Then, discuss the project with your mentor. He/she will point out any possible weak points, and you'll get instructions on how to finalize the process before getting ready for the presentation.

The dissertation writing process is a great challenge, which not all students are capable to cope with. You need to keep in mind that you've come this far in your studies, so there is no other way to go but forward. Tackle the project stage by stage, and you'll soon complete the most important paper in your whole educational journey.

Are You Still Struggling With Your Dissertation?

Check out our Services and see how we can help!

You Might Also Like:

Our Services



Read all news

Rating: 3.9/5 (166 votes)

Where to look for topic ideas

  • Look at other dissertation in your field in order to get an idea of the overall scope and style. (The MSU Library is a good place to find dissertations from your own department.)
  • Identify your areas of interest. What are you passionate about? Write about topics and look at your own academic career to see what you have done.
  • Identify how you think and research—do you look at one topic in depth or several ideas you can explore in a comparative manner?
  • Look at job openings to see what is “hot” in your field and what potential future employers are looking for.
  • Strive for a balance between passion and practicality.
  • Talk to your advisor and professors to learn what they are working on. In the sciences, you may have the opportunity to work with them on their research.
  • Contact experts and professionals in the field to see what they’re doing and what’s new.
  • Generate titles as soon as possible. They will contain words that will frame your work.

Once you have a general idea of your topic
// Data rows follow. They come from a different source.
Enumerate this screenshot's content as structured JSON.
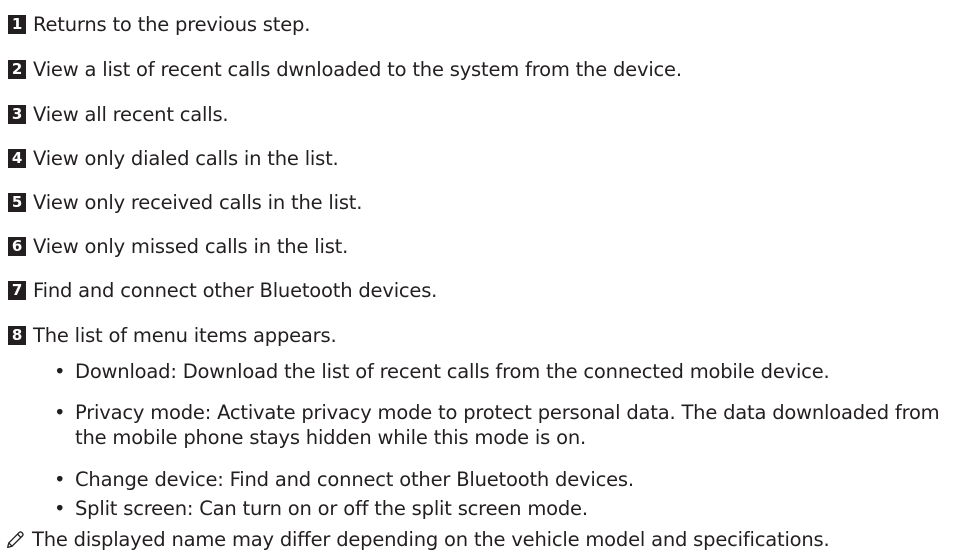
{
  "steps": [
    {
      "num": "1",
      "text": "Returns to the previous step."
    },
    {
      "num": "2",
      "text": "View a list of recent calls dwnloaded to the system from the device."
    },
    {
      "num": "3",
      "text": "View all recent calls."
    },
    {
      "num": "4",
      "text": "View only dialed calls in the list."
    },
    {
      "num": "5",
      "text": "View only received calls in the list."
    },
    {
      "num": "6",
      "text": "View only missed calls in the list."
    },
    {
      "num": "7",
      "text": "Find and connect other Bluetooth devices."
    },
    {
      "num": "8",
      "text": "The list of menu items appears."
    }
  ],
  "menu_items": [
    {
      "bullet": "•",
      "text": "Download: Download the list of recent calls from the connected mobile device."
    },
    {
      "bullet": "•",
      "text": "Privacy mode: Activate privacy mode to protect personal data. The data downloaded from the mobile phone stays hidden while this mode is on."
    },
    {
      "bullet": "•",
      "text": "Change device: Find and connect other Bluetooth devices."
    },
    {
      "bullet": "•",
      "text": "Split screen: Can turn on or off the split screen mode."
    }
  ],
  "note": {
    "icon": "pencil-icon",
    "text": "The displayed name may differ depending on the vehicle model and specifications."
  }
}
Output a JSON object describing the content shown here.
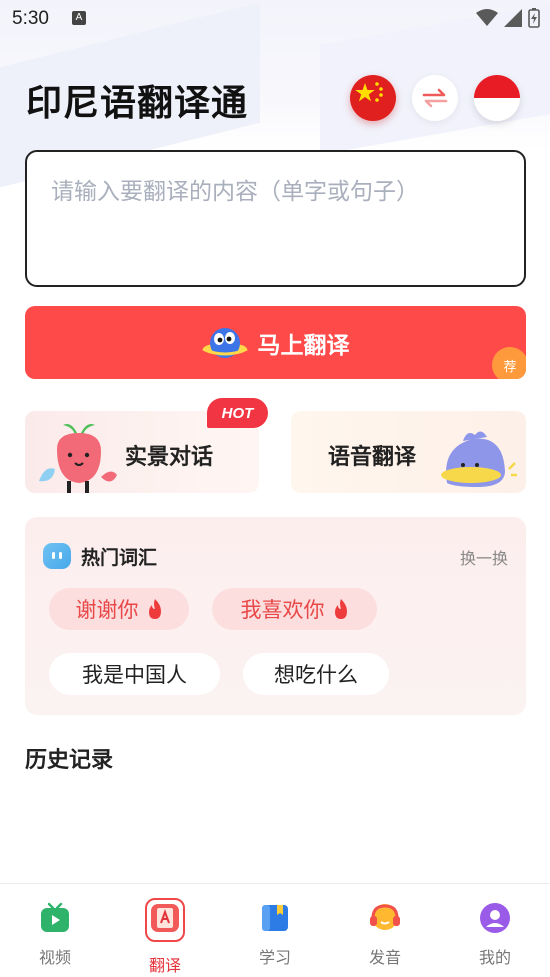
{
  "status_bar": {
    "time": "5:30",
    "notification_badge": "A"
  },
  "header": {
    "title": "印尼语翻译通",
    "source_flag": "china-flag-icon",
    "swap_icon": "swap-arrows-icon",
    "target_flag": "indonesia-flag-icon"
  },
  "input": {
    "placeholder": "请输入要翻译的内容（单字或句子）",
    "value": ""
  },
  "translate_button": {
    "label": "马上翻译",
    "badge": "荐"
  },
  "feature_cards": {
    "scene": {
      "label": "实景对话",
      "badge": "HOT"
    },
    "voice": {
      "label": "语音翻译"
    }
  },
  "hot_words": {
    "title": "热门词汇",
    "refresh": "换一换",
    "items": [
      {
        "text": "谢谢你",
        "hot": true
      },
      {
        "text": "我喜欢你",
        "hot": true
      },
      {
        "text": "我是中国人",
        "hot": false
      },
      {
        "text": "想吃什么",
        "hot": false
      }
    ]
  },
  "history": {
    "title": "历史记录"
  },
  "tabs": [
    {
      "label": "视频",
      "icon": "video-icon",
      "active": false
    },
    {
      "label": "翻译",
      "icon": "translate-icon",
      "active": true
    },
    {
      "label": "学习",
      "icon": "book-icon",
      "active": false
    },
    {
      "label": "发音",
      "icon": "headset-icon",
      "active": false
    },
    {
      "label": "我的",
      "icon": "profile-icon",
      "active": false
    }
  ],
  "colors": {
    "primary_red": "#ff4a4a",
    "accent_orange": "#ff9a3c",
    "tab_active": "#e3333a"
  }
}
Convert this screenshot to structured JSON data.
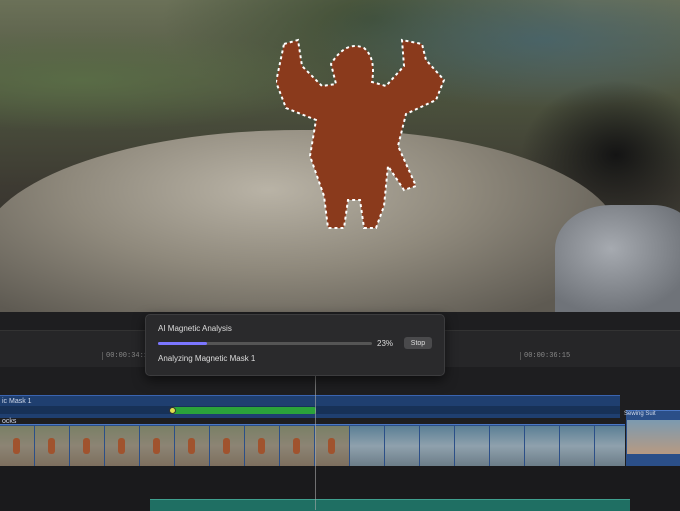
{
  "dialog": {
    "title": "AI Magnetic Analysis",
    "progress_percent": 23,
    "progress_label": "23%",
    "stop_label": "Stop",
    "status": "Analyzing Magnetic Mask 1"
  },
  "ruler": {
    "timecodes": [
      "00:00:34:1",
      "00:00:36:15"
    ]
  },
  "timeline": {
    "mask_track_label": "ic Mask 1",
    "clip_label": "ocks",
    "next_clip_label": "Sewing Suit"
  },
  "colors": {
    "progress_fill": "#7b76ff",
    "mask_segment": "#2ba33a",
    "clip_blue": "#2b4f88"
  }
}
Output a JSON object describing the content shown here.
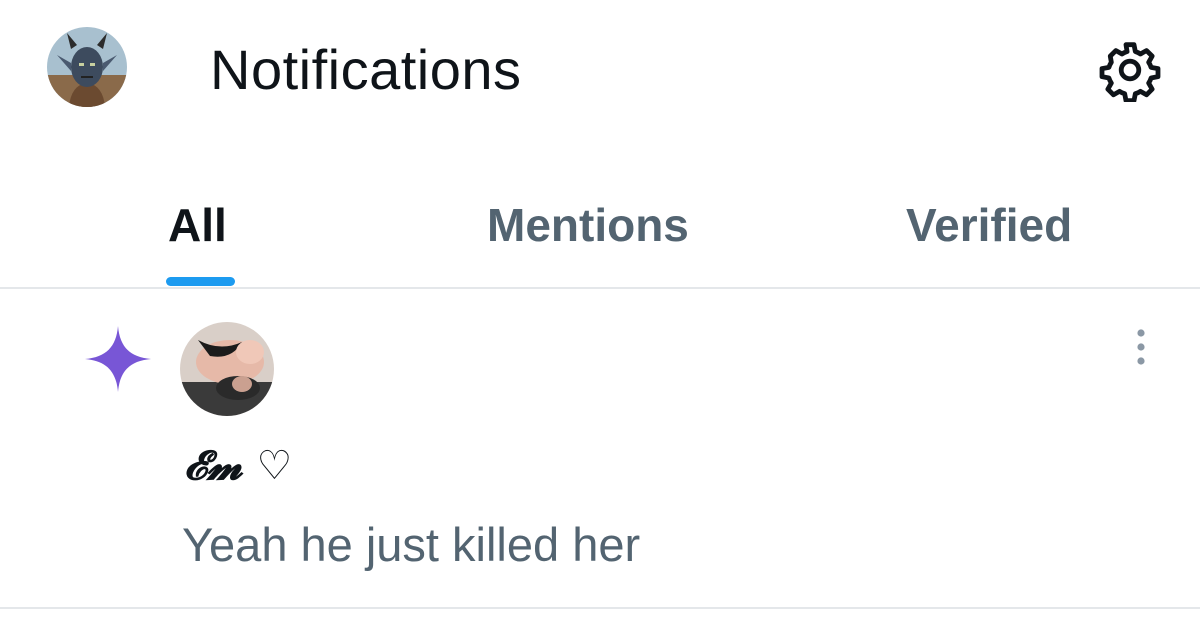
{
  "header": {
    "title": "Notifications",
    "avatar_icon": "horned-character-avatar",
    "settings_icon": "gear-icon"
  },
  "tabs": [
    {
      "label": "All",
      "active": true
    },
    {
      "label": "Mentions",
      "active": false
    },
    {
      "label": "Verified",
      "active": false
    }
  ],
  "colors": {
    "accent": "#1d9bf0",
    "sparkle": "#7856d6",
    "primary_text": "#0f1419",
    "secondary_text": "#536471",
    "divider": "#e4e7ea"
  },
  "notifications": [
    {
      "type_icon": "sparkle-icon",
      "user_avatar": "user-photo-avatar",
      "username": "𝓔𝓶 ♡",
      "text": "Yeah he just killed her",
      "more_icon": "more-vertical-icon"
    }
  ]
}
  • Remember that an idea or topic that is general and undefined is fine to start. Broad is all right because it is a research topic not research questions.
  • Reading, read, read. Do extensive reading and research on your topic to narrow it down and get specific.
  • Generate a list of possible titles. This helps identify key words and concepts.
  • Choose the best possibilities, analyze them briefly, and present them to your
    committee to get their feedback and develop them further.
  • Try using cognitive/mind/concept maps to organize your ideas.

What is the proposal?
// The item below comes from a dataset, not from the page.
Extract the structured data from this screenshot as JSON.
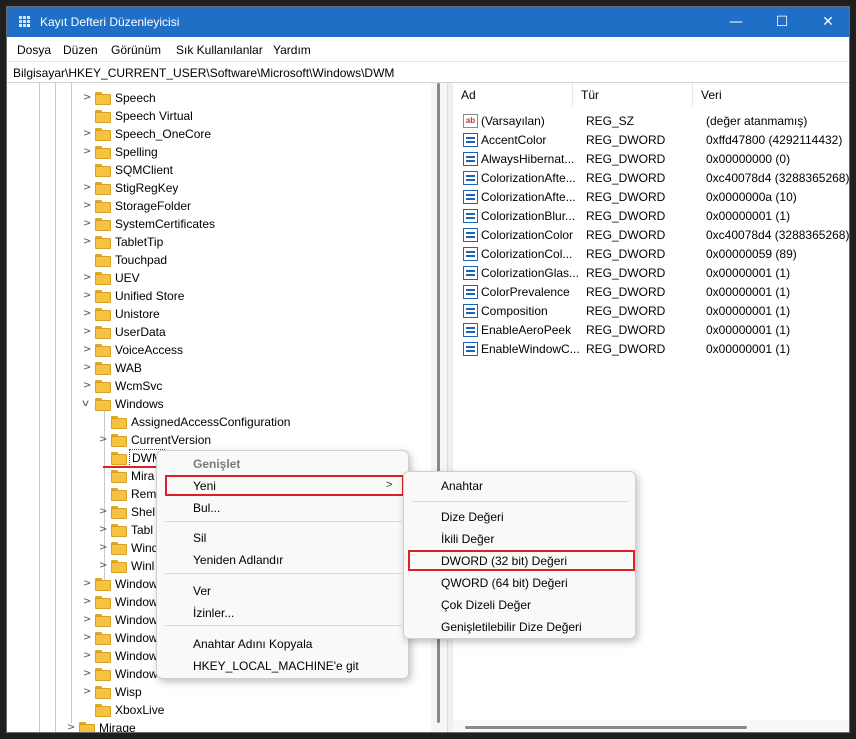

  • A template for the larger project of the dissertation;
  • An evaluation;
  • A research plan;
  • A trial run or head start;
    A sales pitch;
  • A contract with your committee saying what you will do and what requirements
    occur before you get your degree;
  • A document that demonstrates you can conceive of a dissertation;
  • A document that identifies the ideas you want to call your own;
  • A tentative blueprint that is always subject to change as you go.

Before and after the proposal

  • Pre-proposal outline (consider letting your advisor look at this early);
  • The proposal defense (expect open-ended and specific questions—consider asking
    other students to do a trial run with you. Think of your committee as colleagues
    trying to help you refine your ideas);
  • Ultimately, your proposal won’t answer every question. In final form, it becomes
    whatever your committee agrees it should be and guides you into your dissertation.

Two Possible Ways of Structuring the Proposal
Please note that these are just examples. Your program may have specific guidelines. Please speak with your advisor to find out about structures that are appropriate for your project.

 

0 Replies to “Write Good Dissertation Proposal”